For a good many years, the team of Gilbert and Sullivan ruled the British operetta kingdom with their usual combination of tuneful choruses and singable tunes, comic characters, a plot that may or may not make sense, and a happy ending. And then they went for something entirely different and hatched Yeoman of the Guard. It sort of does combine all these elements, although perhaps not the happy ending, which is debatable, even today, 127 years after the London premiere.
Set during the time of Elizabeth I within the environs of the Tower of London, home of the famed Yeomen, the plot is sort of a double double-cross. A small platoon of yeomen play an important role in this operetta, whereas the double-cross refers to not just one or two, but three — somewhat reluctant betrothals which occur, with hardly a happy marriage to be seen. But who really cares about the details, when the music itself is sublime and the singing throughout does everyone proud.
Colonel Fairfax has been sentenced to death on a false charge of sorcery, brought by a cousin in hopes of acquiring the Colonel’s estate. However, should he marry, his estate would go to his bride. So a bride is found, who agrees to be blindfolded during the ceremony, expecting only to be a well-paid widow within the hour. As part of the anticipated celebration of the execution, the jester Jack Point and his companion Elsie Maynard have arrived and proceed to entertain the gathered townfolk. It is during this jollity, that young Elsie is invited to become the hour-long bride for the Colonel. But a ringer for Colonel Fairfax is found and smuggled into the Tower, so when time for the execution arrives, he is nowhere to be found. Now what?
Director Julie Wright Costa freely admits that, having appeared in several productions of Yeoman through the years, she was eagerly looking forward to directing it at Ohio Light Opera. And what a splendid vision is it too! With the help of conductor J. Lynn Thompson, the production zipped right along, while yet allowing everyone time to breathe.

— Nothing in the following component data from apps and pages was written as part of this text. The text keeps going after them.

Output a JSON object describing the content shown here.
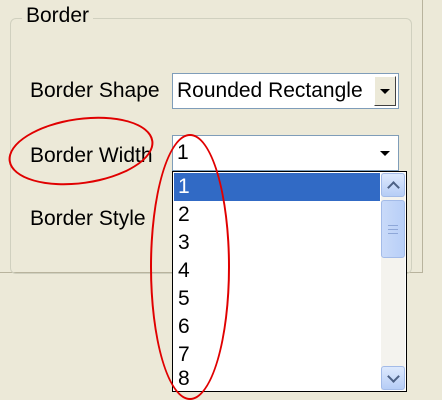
{
  "group": {
    "title": "Border"
  },
  "rows": {
    "shape": {
      "label": "Border Shape",
      "value": "Rounded Rectangle"
    },
    "width": {
      "label": "Border Width",
      "value": "1"
    },
    "style": {
      "label": "Border Style"
    }
  },
  "dropdown": {
    "items": [
      "1",
      "2",
      "3",
      "4",
      "5",
      "6",
      "7",
      "8"
    ],
    "selected": "1"
  },
  "colors": {
    "selection": "#316ac5",
    "annotation": "#e00000"
  },
  "icons": {
    "combo_arrow": "chevron-down-icon",
    "scroll_up": "chevron-up-icon",
    "scroll_down": "chevron-down-icon"
  }
}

Just as Shakespeare loved his clowns, Yeoman includes several of them. Foremost is veteran Ted Christopher as the wandering jester Jack Point. A splendid baritone and lighter-than-air dancer, he brings immense poignancy to the role, while drawing laughter with nearly every word and/or gesture. Second (at least in this production) is mezzo Olivia Maughan as Phoebe Meryll, who brings down the house with her flirtatious “Were I Your Bride.” This is sung to the head jailer and assistant tormenter Wilfred Shadbolt in the person of baritone Brad Baron, who at times gives the impression of being made of rubber. These three actors are superb.
In slightly smaller parts, Boyd Mackus is Sergeant Meryll, father of Phoebe and Leonard (in the capable hands of Stephen Faulk) and a somewhat younger veteran, Sandra Ross, is the stately housekeeper of the Tower, Dame Carruthers. The Dame has her eye on the sergeant, who is in charge of the Yeomen.
Yeoman begins with a soliloquy by Phoebe, accompanied by her spinning wheel, in the ever-truthful “When Maiden Loves, She Sits and Sighs.” The attempt by Jack Point to teach the art of being a jester to the willing Shadbolt is hysterical. Elsie finally falls in love with Fairfax, while Phoebe is more or less blackmailed into accepting Shadbolt, and Dame Carruthers captures the sergeant, leaving the broken-hearted Jack Point to — no spoilers here. You’ll have to see it to discover the surprise ending.
The terrific costumes were designed by Stehanie Genda, while the set (which looks exactly like the photos I took when I visited the Tower in 1997) is by Tymberley Whitesel, with lighting by Shannnon Schwietzer. Spencer Reese was the choreographer of note.
There are three more productions of Yeoman of the Guard: Thu 7/30, Sat 8/1 and Wed 8/5. For ticket information, visit the web-site: ohiolightopera.org or call the box office at 330.263.2345.
For an additional treat, to read more about and hear clips of some of the music for each of the scheduled shows, go here.